GIVEN DATA START
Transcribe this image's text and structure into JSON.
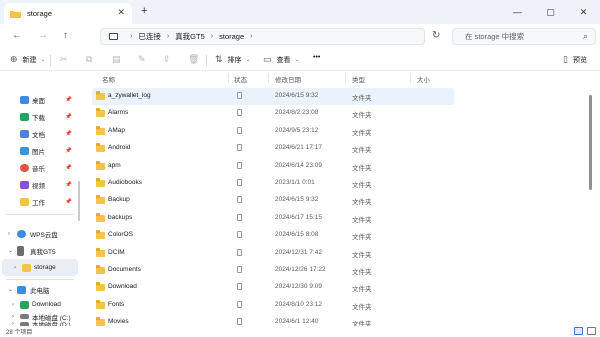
{
  "tab": {
    "title": "storage",
    "close_glyph": "✕",
    "new_glyph": "+"
  },
  "window_controls": {
    "minimize": "—",
    "maximize": "▢",
    "close": "✕"
  },
  "nav": {
    "back": "←",
    "forward": "→",
    "up": "↑",
    "refresh": "↻"
  },
  "breadcrumb": {
    "items": [
      "已连接",
      "真我GT5",
      "storage"
    ],
    "separator": "›",
    "trailing": "›"
  },
  "search": {
    "placeholder": "在 storage 中搜索",
    "icon": "search-icon"
  },
  "toolbar": {
    "new_label": "新建",
    "sort_label": "排序",
    "view_label": "查看",
    "more_label": "•••",
    "preview_label": "预览",
    "icons": [
      "cut-icon",
      "copy-icon",
      "paste-icon",
      "rename-icon",
      "share-icon",
      "delete-icon"
    ]
  },
  "sidebar": {
    "quick": [
      {
        "label": "桌面",
        "color": "#3b8ce0"
      },
      {
        "label": "下载",
        "color": "#2aa160"
      },
      {
        "label": "文档",
        "color": "#4f7fd6"
      },
      {
        "label": "图片",
        "color": "#3a95d8"
      },
      {
        "label": "音乐",
        "color": "#e0533f"
      },
      {
        "label": "视频",
        "color": "#8a4fd6"
      },
      {
        "label": "工作",
        "color": "#f4c34a"
      }
    ],
    "wps_label": "WPS云盘",
    "device_label": "真我GT5",
    "storage_label": "storage",
    "pc_label": "此电脑",
    "download_label": "Download",
    "drive_c_label": "本地磁盘 (C:)",
    "drive_d_label": "本地磁盘 (D:)"
  },
  "columns": {
    "name": "名称",
    "status": "状态",
    "modified": "修改日期",
    "type": "类型",
    "size": "大小"
  },
  "files": [
    {
      "name": "a_zywallet_log",
      "date": "2024/6/15 9:32",
      "type": "文件夹"
    },
    {
      "name": "Alarms",
      "date": "2024/8/2 23:08",
      "type": "文件夹"
    },
    {
      "name": "AMap",
      "date": "2024/9/5 23:12",
      "type": "文件夹"
    },
    {
      "name": "Android",
      "date": "2024/6/21 17:17",
      "type": "文件夹"
    },
    {
      "name": "apm",
      "date": "2024/6/14 23:09",
      "type": "文件夹"
    },
    {
      "name": "Audiobooks",
      "date": "2023/1/1 0:01",
      "type": "文件夹"
    },
    {
      "name": "Backup",
      "date": "2024/6/15 9:32",
      "type": "文件夹"
    },
    {
      "name": "backups",
      "date": "2024/6/17 15:15",
      "type": "文件夹"
    },
    {
      "name": "ColorOS",
      "date": "2024/6/15 8:08",
      "type": "文件夹"
    },
    {
      "name": "DCIM",
      "date": "2024/12/31 7:42",
      "type": "文件夹"
    },
    {
      "name": "Documents",
      "date": "2024/12/26 17:22",
      "type": "文件夹"
    },
    {
      "name": "Download",
      "date": "2024/12/30 9:09",
      "type": "文件夹"
    },
    {
      "name": "Fonts",
      "date": "2024/8/10 23:12",
      "type": "文件夹"
    },
    {
      "name": "Movies",
      "date": "2024/6/1 12:40",
      "type": "文件夹"
    }
  ],
  "status": {
    "count": "28 个项目"
  }
}
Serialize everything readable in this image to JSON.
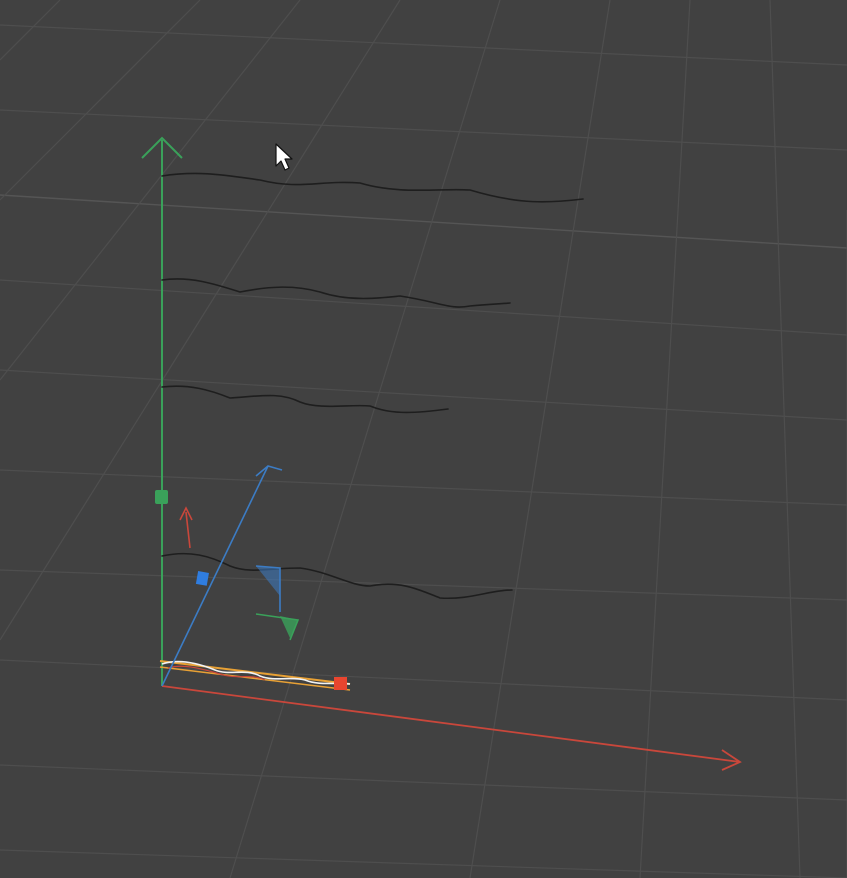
{
  "viewport": {
    "background_color": "#414141",
    "grid_color": "#4e4e4e",
    "cursor_icon": "arrow-cursor-icon"
  },
  "world_axes": {
    "x_axis_color": "#c9473b",
    "y_axis_color": "#3aa15a"
  },
  "gizmo": {
    "x_color": "#c9473b",
    "y_color": "#3aa15a",
    "z_color": "#3c7cc4",
    "selection_color": "#e8a135"
  },
  "splines": {
    "count_visible": 5,
    "color": "#1e1e1e",
    "selected_color": "#f2f2f2"
  }
}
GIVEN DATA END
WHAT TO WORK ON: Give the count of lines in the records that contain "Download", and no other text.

WRITTEN REPLY: 2